TASK BRIEF
The answer should be each line of the records that contains the word "object"; please copy them all.

#### DATA SHOWN ####

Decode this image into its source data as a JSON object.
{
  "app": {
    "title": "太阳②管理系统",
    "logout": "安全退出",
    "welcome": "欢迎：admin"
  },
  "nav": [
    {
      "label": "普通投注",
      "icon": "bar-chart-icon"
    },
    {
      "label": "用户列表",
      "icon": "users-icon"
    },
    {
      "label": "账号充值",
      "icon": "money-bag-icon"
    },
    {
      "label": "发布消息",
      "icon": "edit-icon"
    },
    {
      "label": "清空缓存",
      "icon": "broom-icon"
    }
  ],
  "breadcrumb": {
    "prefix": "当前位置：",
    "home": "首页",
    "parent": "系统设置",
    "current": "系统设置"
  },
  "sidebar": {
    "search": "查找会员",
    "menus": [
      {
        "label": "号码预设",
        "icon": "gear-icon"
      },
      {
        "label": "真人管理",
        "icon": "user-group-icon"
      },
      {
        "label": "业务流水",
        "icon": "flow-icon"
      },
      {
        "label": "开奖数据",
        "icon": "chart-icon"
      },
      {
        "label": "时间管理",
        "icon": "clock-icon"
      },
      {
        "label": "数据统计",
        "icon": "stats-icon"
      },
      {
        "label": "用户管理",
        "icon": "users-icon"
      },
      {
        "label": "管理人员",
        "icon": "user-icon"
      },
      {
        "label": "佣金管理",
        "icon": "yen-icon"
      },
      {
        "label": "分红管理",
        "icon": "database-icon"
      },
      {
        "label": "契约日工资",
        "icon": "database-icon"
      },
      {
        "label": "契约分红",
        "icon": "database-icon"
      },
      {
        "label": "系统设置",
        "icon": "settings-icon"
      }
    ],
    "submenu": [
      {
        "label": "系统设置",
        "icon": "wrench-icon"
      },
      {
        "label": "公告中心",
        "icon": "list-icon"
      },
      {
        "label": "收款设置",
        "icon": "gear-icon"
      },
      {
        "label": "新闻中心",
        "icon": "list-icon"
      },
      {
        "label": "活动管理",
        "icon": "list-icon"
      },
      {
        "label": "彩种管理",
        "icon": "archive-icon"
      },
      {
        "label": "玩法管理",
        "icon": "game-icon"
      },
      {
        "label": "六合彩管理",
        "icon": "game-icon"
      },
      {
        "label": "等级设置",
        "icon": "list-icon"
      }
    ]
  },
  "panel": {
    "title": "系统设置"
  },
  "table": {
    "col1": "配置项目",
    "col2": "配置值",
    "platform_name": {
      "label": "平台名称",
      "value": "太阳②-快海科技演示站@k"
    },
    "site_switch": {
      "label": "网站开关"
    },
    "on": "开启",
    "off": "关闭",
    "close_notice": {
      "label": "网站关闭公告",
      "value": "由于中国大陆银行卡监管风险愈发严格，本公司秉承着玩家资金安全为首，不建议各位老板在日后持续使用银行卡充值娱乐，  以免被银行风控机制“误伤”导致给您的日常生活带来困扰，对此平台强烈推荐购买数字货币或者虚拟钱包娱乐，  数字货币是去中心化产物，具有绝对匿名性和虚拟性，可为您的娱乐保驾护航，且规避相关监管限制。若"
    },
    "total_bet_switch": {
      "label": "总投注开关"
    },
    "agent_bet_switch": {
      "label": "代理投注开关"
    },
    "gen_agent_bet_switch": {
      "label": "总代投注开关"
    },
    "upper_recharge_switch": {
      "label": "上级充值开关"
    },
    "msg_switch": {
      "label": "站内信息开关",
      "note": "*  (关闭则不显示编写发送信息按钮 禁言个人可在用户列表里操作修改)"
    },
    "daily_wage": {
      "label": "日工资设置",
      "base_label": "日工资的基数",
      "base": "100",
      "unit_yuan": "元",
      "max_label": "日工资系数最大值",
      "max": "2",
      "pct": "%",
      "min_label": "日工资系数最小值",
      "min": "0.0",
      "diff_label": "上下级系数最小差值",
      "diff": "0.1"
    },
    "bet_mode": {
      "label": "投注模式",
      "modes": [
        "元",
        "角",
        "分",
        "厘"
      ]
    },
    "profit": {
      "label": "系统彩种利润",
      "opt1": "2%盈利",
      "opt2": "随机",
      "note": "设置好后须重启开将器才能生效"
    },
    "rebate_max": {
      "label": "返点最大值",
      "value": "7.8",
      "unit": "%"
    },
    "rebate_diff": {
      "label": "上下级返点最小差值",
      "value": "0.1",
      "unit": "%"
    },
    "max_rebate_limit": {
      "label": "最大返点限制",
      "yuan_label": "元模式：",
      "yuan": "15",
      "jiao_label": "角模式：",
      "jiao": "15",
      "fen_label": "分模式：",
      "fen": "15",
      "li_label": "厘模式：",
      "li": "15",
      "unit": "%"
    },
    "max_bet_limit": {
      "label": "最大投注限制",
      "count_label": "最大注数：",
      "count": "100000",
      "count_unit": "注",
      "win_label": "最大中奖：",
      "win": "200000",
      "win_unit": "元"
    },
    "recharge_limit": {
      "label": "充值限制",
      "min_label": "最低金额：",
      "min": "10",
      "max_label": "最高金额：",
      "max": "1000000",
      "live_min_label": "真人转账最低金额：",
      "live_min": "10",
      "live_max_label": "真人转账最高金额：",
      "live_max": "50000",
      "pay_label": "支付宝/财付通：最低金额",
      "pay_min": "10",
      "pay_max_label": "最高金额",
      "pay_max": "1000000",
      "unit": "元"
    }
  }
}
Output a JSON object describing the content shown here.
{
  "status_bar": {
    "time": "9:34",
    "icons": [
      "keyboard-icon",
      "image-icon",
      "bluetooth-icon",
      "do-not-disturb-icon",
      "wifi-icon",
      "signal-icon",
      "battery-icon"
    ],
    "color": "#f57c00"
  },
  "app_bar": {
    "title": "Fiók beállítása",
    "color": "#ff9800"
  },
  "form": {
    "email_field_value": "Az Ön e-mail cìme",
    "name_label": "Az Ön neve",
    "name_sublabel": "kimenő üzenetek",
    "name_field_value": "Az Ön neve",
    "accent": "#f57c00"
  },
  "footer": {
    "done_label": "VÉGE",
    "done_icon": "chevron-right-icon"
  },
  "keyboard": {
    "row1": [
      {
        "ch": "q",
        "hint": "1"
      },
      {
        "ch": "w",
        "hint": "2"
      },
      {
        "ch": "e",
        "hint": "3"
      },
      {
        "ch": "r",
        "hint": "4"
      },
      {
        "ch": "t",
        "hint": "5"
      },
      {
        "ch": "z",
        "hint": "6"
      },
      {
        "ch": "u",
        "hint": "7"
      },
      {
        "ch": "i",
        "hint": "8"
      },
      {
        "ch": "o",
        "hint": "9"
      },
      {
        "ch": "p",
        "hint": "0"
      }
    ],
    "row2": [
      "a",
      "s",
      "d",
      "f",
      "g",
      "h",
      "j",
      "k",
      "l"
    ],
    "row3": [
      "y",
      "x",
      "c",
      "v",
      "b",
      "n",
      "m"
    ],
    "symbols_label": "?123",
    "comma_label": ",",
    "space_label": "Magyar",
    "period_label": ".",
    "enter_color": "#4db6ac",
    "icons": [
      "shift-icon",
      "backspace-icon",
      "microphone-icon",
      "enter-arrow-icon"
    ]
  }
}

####

RESULT FOR THIS TASK
Decode this image into its source data as a JSON object.
Output a JSON object describing the content shown here.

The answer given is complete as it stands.